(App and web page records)

-------

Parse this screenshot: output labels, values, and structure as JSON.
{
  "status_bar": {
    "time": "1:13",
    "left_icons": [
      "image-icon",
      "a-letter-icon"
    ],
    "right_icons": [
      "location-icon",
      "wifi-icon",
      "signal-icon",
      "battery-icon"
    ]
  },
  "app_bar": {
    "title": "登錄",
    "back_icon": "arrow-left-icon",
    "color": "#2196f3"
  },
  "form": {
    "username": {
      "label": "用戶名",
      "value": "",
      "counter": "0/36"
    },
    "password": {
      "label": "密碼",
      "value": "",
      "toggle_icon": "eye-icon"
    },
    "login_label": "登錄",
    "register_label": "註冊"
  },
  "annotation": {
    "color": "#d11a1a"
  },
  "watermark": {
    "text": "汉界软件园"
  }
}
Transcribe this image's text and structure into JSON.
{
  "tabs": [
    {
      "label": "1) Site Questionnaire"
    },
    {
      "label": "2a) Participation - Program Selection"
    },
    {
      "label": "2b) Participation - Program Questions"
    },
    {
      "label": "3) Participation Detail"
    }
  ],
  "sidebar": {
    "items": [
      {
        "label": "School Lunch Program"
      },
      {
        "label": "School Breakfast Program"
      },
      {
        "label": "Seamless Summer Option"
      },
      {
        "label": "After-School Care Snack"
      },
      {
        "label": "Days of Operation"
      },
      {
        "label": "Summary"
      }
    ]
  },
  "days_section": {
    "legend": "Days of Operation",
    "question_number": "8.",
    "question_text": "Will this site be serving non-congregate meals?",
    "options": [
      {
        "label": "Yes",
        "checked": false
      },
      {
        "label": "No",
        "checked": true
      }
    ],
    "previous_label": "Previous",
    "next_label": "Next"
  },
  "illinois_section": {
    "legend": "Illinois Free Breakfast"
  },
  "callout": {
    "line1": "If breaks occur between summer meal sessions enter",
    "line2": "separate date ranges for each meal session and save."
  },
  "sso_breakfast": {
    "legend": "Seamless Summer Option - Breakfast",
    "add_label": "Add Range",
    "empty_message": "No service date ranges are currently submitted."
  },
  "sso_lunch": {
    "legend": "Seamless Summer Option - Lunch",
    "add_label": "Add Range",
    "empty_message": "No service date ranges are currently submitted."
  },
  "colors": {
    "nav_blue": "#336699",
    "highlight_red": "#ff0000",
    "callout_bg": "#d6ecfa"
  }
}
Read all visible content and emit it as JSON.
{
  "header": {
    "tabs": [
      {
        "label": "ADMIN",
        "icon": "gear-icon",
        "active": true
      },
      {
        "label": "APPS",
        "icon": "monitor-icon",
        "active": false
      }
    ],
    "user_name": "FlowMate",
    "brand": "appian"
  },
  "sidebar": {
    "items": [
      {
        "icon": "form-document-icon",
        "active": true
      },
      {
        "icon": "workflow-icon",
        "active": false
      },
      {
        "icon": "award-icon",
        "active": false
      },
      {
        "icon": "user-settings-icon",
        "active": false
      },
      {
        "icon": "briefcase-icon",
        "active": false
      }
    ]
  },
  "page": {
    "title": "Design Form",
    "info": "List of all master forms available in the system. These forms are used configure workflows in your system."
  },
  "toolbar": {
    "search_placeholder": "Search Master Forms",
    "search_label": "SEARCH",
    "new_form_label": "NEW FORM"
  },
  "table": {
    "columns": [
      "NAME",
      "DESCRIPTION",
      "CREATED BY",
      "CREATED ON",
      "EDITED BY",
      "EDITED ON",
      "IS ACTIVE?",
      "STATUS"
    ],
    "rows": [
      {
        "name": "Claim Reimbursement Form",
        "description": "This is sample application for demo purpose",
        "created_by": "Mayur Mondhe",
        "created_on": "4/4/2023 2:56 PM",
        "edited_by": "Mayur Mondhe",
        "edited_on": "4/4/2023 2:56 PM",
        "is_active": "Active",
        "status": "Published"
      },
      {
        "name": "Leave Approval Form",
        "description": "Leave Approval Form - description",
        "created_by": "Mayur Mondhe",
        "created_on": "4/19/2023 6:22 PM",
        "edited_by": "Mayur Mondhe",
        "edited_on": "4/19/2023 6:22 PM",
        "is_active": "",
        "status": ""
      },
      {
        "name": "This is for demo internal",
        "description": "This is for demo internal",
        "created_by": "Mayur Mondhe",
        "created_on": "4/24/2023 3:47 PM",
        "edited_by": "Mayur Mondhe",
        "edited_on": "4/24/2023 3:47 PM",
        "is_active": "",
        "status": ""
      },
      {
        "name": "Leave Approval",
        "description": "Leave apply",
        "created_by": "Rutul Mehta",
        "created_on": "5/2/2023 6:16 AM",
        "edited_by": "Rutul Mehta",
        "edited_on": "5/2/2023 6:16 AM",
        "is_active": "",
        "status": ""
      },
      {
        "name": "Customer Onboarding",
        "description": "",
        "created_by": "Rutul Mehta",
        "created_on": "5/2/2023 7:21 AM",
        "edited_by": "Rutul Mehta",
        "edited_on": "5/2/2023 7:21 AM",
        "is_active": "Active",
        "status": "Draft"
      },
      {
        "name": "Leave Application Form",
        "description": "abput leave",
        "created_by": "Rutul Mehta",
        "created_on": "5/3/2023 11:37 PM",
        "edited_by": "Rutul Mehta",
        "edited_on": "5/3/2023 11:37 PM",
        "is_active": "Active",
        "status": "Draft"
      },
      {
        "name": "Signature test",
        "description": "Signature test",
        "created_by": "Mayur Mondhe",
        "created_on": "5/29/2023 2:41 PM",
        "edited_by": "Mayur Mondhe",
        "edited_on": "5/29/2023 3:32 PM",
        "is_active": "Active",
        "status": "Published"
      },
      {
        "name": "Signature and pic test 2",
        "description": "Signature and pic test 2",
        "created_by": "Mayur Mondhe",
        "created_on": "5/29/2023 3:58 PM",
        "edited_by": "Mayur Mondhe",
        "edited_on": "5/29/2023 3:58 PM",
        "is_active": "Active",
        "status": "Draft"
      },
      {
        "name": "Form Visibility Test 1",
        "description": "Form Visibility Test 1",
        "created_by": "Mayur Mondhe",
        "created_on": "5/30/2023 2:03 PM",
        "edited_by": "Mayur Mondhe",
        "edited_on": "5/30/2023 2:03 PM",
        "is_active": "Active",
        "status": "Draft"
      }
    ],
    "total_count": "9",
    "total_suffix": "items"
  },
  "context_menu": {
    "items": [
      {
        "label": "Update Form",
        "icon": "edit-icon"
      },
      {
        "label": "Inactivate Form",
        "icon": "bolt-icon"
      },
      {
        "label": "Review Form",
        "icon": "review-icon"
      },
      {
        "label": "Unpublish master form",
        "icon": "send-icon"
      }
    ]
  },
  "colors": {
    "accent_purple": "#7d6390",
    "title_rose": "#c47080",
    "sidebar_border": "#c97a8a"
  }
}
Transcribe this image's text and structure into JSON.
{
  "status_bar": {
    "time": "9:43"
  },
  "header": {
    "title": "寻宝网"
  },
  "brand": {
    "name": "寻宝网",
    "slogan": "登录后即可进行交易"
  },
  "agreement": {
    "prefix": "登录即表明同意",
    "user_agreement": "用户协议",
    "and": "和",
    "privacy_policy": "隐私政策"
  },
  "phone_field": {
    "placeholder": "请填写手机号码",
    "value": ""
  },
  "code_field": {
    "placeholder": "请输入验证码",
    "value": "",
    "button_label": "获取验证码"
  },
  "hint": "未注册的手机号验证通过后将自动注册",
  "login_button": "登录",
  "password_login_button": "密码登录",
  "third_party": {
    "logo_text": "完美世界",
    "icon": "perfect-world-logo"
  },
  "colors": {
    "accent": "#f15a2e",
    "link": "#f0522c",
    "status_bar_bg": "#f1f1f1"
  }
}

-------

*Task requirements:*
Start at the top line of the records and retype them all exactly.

*Task response:*
Parse this screenshot: output labels, values, and structure as JSON.
{
  "status_bar": {
    "time": "1:13",
    "left_icons": [
      "image-icon",
      "a-letter-icon"
    ],
    "right_icons": [
      "location-icon",
      "wifi-icon",
      "signal-icon",
      "battery-icon"
    ]
  },
  "app_bar": {
    "title": "登錄",
    "back_icon": "arrow-left-icon",
    "color": "#2196f3"
  },
  "form": {
    "username": {
      "label": "用戶名",
      "value": "",
      "counter": "0/36"
    },
    "password": {
      "label": "密碼",
      "value": "",
      "toggle_icon": "eye-icon"
    },
    "login_label": "登錄",
    "register_label": "註冊"
  },
  "annotation": {
    "color": "#d11a1a"
  },
  "watermark": {
    "text": "汉界软件园"
  }
}
Transcribe this image's text and structure into JSON.
{
  "tabs": [
    {
      "label": "1) Site Questionnaire"
    },
    {
      "label": "2a) Participation - Program Selection"
    },
    {
      "label": "2b) Participation - Program Questions"
    },
    {
      "label": "3) Participation Detail"
    }
  ],
  "sidebar": {
    "items": [
      {
        "label": "School Lunch Program"
      },
      {
        "label": "School Breakfast Program"
      },
      {
        "label": "Seamless Summer Option"
      },
      {
        "label": "After-School Care Snack"
      },
      {
        "label": "Days of Operation"
      },
      {
        "label": "Summary"
      }
    ]
  },
  "days_section": {
    "legend": "Days of Operation",
    "question_number": "8.",
    "question_text": "Will this site be serving non-congregate meals?",
    "options": [
      {
        "label": "Yes",
        "checked": false
      },
      {
        "label": "No",
        "checked": true
      }
    ],
    "previous_label": "Previous",
    "next_label": "Next"
  },
  "illinois_section": {
    "legend": "Illinois Free Breakfast"
  },
  "callout": {
    "line1": "If breaks occur between summer meal sessions enter",
    "line2": "separate date ranges for each meal session and save."
  },
  "sso_breakfast": {
    "legend": "Seamless Summer Option - Breakfast",
    "add_label": "Add Range",
    "empty_message": "No service date ranges are currently submitted."
  },
  "sso_lunch": {
    "legend": "Seamless Summer Option - Lunch",
    "add_label": "Add Range",
    "empty_message": "No service date ranges are currently submitted."
  },
  "colors": {
    "nav_blue": "#336699",
    "highlight_red": "#ff0000",
    "callout_bg": "#d6ecfa"
  }
}
Read all visible content and emit it as JSON.
{
  "header": {
    "tabs": [
      {
        "label": "ADMIN",
        "icon": "gear-icon",
        "active": true
      },
      {
        "label": "APPS",
        "icon": "monitor-icon",
        "active": false
      }
    ],
    "user_name": "FlowMate",
    "brand": "appian"
  },
  "sidebar": {
    "items": [
      {
        "icon": "form-document-icon",
        "active": true
      },
      {
        "icon": "workflow-icon",
        "active": false
      },
      {
        "icon": "award-icon",
        "active": false
      },
      {
        "icon": "user-settings-icon",
        "active": false
      },
      {
        "icon": "briefcase-icon",
        "active": false
      }
    ]
  },
  "page": {
    "title": "Design Form",
    "info": "List of all master forms available in the system. These forms are used configure workflows in your system."
  },
  "toolbar": {
    "search_placeholder": "Search Master Forms",
    "search_label": "SEARCH",
    "new_form_label": "NEW FORM"
  },
  "table": {
    "columns": [
      "NAME",
      "DESCRIPTION",
      "CREATED BY",
      "CREATED ON",
      "EDITED BY",
      "EDITED ON",
      "IS ACTIVE?",
      "STATUS"
    ],
    "rows": [
      {
        "name": "Claim Reimbursement Form",
        "description": "This is sample application for demo purpose",
        "created_by": "Mayur Mondhe",
        "created_on": "4/4/2023 2:56 PM",
        "edited_by": "Mayur Mondhe",
        "edited_on": "4/4/2023 2:56 PM",
        "is_active": "Active",
        "status": "Published"
      },
      {
        "name": "Leave Approval Form",
        "description": "Leave Approval Form - description",
        "created_by": "Mayur Mondhe",
        "created_on": "4/19/2023 6:22 PM",
        "edited_by": "Mayur Mondhe",
        "edited_on": "4/19/2023 6:22 PM",
        "is_active": "",
        "status": ""
      },
      {
        "name": "This is for demo internal",
        "description": "This is for demo internal",
        "created_by": "Mayur Mondhe",
        "created_on": "4/24/2023 3:47 PM",
        "edited_by": "Mayur Mondhe",
        "edited_on": "4/24/2023 3:47 PM",
        "is_active": "",
        "status": ""
      },
      {
        "name": "Leave Approval",
        "description": "Leave apply",
        "created_by": "Rutul Mehta",
        "created_on": "5/2/2023 6:16 AM",
        "edited_by": "Rutul Mehta",
        "edited_on": "5/2/2023 6:16 AM",
        "is_active": "",
        "status": ""
      },
      {
        "name": "Customer Onboarding",
        "description": "",
        "created_by": "Rutul Mehta",
        "created_on": "5/2/2023 7:21 AM",
        "edited_by": "Rutul Mehta",
        "edited_on": "5/2/2023 7:21 AM",
        "is_active": "Active",
        "status": "Draft"
      },
      {
        "name": "Leave Application Form",
        "description": "abput leave",
        "created_by": "Rutul Mehta",
        "created_on": "5/3/2023 11:37 PM",
        "edited_by": "Rutul Mehta",
        "edited_on": "5/3/2023 11:37 PM",
        "is_active": "Active",
        "status": "Draft"
      },
      {
        "name": "Signature test",
        "description": "Signature test",
        "created_by": "Mayur Mondhe",
        "created_on": "5/29/2023 2:41 PM",
        "edited_by": "Mayur Mondhe",
        "edited_on": "5/29/2023 3:32 PM",
        "is_active": "Active",
        "status": "Published"
      },
      {
        "name": "Signature and pic test 2",
        "description": "Signature and pic test 2",
        "created_by": "Mayur Mondhe",
        "created_on": "5/29/2023 3:58 PM",
        "edited_by": "Mayur Mondhe",
        "edited_on": "5/29/2023 3:58 PM",
        "is_active": "Active",
        "status": "Draft"
      },
      {
        "name": "Form Visibility Test 1",
        "description": "Form Visibility Test 1",
        "created_by": "Mayur Mondhe",
        "created_on": "5/30/2023 2:03 PM",
        "edited_by": "Mayur Mondhe",
        "edited_on": "5/30/2023 2:03 PM",
        "is_active": "Active",
        "status": "Draft"
      }
    ],
    "total_count": "9",
    "total_suffix": "items"
  },
  "context_menu": {
    "items": [
      {
        "label": "Update Form",
        "icon": "edit-icon"
      },
      {
        "label": "Inactivate Form",
        "icon": "bolt-icon"
      },
      {
        "label": "Review Form",
        "icon": "review-icon"
      },
      {
        "label": "Unpublish master form",
        "icon": "send-icon"
      }
    ]
  },
  "colors": {
    "accent_purple": "#7d6390",
    "title_rose": "#c47080",
    "sidebar_border": "#c97a8a"
  }
}
Transcribe this image's text and structure into JSON.
{
  "status_bar": {
    "time": "9:43"
  },
  "header": {
    "title": "寻宝网"
  },
  "brand": {
    "name": "寻宝网",
    "slogan": "登录后即可进行交易"
  },
  "agreement": {
    "prefix": "登录即表明同意",
    "user_agreement": "用户协议",
    "and": "和",
    "privacy_policy": "隐私政策"
  },
  "phone_field": {
    "placeholder": "请填写手机号码",
    "value": ""
  },
  "code_field": {
    "placeholder": "请输入验证码",
    "value": "",
    "button_label": "获取验证码"
  },
  "hint": "未注册的手机号验证通过后将自动注册",
  "login_button": "登录",
  "password_login_button": "密码登录",
  "third_party": {
    "logo_text": "完美世界",
    "icon": "perfect-world-logo"
  },
  "colors": {
    "accent": "#f15a2e",
    "link": "#f0522c",
    "status_bar_bg": "#f1f1f1"
  }
}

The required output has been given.